*What to work on:* Only a number is expected in reply: the number of lines below that include the word "data".

*Material for the task:*

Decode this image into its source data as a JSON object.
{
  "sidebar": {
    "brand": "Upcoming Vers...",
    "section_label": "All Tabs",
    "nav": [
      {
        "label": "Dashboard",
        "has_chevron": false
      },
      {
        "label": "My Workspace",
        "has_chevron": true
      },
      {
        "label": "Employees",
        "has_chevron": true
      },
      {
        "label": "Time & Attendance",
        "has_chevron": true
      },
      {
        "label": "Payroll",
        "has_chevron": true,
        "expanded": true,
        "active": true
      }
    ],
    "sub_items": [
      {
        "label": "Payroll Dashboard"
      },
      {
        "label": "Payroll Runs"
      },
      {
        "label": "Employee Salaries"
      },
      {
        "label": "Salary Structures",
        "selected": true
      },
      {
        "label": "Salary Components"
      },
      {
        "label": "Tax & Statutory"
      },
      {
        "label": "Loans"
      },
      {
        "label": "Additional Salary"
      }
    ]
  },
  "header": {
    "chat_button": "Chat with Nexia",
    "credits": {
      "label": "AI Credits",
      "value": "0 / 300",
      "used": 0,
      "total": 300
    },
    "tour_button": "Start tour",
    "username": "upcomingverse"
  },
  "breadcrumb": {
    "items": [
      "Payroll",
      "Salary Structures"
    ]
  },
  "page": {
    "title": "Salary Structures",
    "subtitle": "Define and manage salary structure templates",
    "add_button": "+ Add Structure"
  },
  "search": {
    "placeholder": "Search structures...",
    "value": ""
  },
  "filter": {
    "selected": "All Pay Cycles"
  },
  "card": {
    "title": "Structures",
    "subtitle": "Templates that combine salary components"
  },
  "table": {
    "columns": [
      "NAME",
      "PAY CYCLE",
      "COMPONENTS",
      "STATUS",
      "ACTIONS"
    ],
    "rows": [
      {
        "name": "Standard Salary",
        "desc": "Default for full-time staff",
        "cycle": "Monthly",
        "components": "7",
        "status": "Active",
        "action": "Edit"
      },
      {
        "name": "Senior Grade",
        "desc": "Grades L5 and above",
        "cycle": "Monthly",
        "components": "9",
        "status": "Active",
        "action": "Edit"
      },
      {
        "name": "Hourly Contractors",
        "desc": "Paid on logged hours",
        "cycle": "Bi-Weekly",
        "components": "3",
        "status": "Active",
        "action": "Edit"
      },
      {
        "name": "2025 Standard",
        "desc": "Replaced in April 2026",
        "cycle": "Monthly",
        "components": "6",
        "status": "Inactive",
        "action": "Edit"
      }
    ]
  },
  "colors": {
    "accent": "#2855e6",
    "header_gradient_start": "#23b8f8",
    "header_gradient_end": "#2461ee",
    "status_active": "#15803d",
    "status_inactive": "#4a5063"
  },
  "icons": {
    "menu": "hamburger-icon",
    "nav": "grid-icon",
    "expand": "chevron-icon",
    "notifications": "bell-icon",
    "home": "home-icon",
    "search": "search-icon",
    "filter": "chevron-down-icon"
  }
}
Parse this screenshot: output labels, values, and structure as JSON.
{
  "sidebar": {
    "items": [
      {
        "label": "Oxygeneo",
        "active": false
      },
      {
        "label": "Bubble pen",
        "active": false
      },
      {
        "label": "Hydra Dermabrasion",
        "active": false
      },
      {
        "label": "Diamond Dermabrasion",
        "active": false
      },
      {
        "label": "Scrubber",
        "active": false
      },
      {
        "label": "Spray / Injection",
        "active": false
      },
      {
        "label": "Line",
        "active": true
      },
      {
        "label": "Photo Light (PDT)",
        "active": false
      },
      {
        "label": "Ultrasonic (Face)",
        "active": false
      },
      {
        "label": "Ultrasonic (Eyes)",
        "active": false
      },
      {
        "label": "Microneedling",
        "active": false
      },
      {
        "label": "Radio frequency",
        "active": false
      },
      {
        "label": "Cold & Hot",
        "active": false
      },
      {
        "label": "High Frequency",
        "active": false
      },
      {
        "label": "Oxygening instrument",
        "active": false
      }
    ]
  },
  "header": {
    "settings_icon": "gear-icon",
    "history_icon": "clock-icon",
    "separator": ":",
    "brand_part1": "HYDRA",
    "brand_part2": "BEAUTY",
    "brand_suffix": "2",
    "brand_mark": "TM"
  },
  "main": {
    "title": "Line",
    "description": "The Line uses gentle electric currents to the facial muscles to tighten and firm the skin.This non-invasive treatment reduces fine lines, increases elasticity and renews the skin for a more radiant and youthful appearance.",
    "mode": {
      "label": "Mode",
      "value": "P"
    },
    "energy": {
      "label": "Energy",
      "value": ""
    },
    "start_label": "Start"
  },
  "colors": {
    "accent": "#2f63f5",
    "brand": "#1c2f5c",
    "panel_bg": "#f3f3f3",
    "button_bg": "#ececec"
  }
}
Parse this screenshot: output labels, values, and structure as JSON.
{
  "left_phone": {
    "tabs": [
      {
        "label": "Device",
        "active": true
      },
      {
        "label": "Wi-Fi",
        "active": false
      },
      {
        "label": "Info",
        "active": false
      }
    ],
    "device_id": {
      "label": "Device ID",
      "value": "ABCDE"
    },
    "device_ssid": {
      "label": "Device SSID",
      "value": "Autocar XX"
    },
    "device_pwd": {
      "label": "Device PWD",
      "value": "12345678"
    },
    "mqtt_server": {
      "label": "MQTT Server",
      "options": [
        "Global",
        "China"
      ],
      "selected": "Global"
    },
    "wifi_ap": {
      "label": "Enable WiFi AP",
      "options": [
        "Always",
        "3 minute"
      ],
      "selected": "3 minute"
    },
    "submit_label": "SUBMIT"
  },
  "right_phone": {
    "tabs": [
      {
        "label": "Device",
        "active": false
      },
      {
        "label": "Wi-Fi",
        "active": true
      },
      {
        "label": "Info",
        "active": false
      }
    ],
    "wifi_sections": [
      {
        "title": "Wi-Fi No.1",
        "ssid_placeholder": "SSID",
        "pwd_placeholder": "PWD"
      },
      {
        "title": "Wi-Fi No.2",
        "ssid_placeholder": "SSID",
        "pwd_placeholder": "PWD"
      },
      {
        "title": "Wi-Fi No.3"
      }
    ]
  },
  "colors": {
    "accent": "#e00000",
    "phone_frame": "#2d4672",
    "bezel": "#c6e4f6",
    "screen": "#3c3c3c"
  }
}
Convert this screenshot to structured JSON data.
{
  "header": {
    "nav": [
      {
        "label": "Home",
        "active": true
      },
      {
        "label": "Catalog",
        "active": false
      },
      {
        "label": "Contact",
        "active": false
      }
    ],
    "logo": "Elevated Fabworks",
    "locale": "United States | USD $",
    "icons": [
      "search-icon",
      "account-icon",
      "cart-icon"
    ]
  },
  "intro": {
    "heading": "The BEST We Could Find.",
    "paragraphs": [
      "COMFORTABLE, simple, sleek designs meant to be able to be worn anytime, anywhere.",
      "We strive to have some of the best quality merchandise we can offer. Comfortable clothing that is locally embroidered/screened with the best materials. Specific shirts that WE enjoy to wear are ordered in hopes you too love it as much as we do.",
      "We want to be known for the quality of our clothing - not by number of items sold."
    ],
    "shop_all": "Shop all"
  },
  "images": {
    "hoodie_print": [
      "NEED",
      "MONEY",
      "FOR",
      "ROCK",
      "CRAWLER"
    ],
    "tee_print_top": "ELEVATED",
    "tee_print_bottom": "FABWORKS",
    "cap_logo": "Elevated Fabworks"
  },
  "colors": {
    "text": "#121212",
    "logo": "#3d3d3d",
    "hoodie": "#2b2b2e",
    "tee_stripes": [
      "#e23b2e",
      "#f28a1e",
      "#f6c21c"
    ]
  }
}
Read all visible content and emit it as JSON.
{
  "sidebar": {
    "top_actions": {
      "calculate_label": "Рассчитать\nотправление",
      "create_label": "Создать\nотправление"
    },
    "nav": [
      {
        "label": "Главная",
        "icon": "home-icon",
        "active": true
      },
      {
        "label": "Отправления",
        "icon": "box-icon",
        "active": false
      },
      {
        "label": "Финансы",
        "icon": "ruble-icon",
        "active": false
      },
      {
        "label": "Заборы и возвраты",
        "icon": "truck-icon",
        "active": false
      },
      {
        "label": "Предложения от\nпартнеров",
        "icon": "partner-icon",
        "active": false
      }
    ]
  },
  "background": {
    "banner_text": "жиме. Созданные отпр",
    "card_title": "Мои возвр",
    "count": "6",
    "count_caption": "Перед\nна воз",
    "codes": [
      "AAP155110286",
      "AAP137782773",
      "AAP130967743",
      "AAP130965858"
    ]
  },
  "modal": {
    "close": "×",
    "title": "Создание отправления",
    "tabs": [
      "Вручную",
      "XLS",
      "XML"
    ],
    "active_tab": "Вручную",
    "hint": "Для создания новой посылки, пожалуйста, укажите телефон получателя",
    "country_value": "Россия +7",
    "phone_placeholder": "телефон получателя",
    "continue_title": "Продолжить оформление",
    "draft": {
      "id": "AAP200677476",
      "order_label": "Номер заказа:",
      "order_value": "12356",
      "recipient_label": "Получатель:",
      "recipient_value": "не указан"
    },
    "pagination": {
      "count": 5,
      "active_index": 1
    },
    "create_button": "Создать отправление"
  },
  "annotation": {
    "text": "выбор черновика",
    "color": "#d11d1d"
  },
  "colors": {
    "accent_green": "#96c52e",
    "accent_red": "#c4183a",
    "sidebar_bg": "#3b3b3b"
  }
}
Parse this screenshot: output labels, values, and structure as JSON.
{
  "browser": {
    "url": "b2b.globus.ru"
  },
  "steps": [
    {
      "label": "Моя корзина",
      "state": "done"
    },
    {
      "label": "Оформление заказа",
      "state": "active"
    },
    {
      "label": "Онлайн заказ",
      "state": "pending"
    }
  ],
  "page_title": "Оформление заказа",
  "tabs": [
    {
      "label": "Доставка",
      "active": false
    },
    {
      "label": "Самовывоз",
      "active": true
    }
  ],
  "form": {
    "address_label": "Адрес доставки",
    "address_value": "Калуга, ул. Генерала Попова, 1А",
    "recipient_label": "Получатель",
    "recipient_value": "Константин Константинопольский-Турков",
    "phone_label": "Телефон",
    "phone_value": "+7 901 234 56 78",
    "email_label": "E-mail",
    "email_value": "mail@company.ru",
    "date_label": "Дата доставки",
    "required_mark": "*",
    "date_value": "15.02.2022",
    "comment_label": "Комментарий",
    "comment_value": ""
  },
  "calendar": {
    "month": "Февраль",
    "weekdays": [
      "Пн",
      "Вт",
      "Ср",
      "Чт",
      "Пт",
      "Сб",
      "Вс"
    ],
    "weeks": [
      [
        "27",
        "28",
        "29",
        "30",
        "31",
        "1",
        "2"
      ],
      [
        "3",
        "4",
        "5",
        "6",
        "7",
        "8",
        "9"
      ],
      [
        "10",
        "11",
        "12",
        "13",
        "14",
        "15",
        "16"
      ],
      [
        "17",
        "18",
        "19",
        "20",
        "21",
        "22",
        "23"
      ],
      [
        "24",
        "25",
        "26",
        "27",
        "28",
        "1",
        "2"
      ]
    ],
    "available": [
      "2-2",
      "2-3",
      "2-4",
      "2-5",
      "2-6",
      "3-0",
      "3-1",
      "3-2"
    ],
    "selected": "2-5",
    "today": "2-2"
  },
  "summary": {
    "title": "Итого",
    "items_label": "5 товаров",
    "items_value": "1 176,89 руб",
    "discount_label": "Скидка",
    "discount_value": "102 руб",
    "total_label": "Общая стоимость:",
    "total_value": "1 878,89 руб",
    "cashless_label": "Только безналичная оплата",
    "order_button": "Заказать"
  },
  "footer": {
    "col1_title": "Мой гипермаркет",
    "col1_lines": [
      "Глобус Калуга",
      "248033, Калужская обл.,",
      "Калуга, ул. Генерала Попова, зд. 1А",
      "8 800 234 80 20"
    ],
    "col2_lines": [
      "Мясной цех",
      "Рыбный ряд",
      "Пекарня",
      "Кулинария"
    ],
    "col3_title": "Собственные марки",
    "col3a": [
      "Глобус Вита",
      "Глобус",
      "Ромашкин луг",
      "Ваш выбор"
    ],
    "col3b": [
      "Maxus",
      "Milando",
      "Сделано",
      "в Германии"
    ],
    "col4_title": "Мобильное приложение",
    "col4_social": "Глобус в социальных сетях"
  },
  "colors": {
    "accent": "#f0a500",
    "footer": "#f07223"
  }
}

*Output of the task:* 2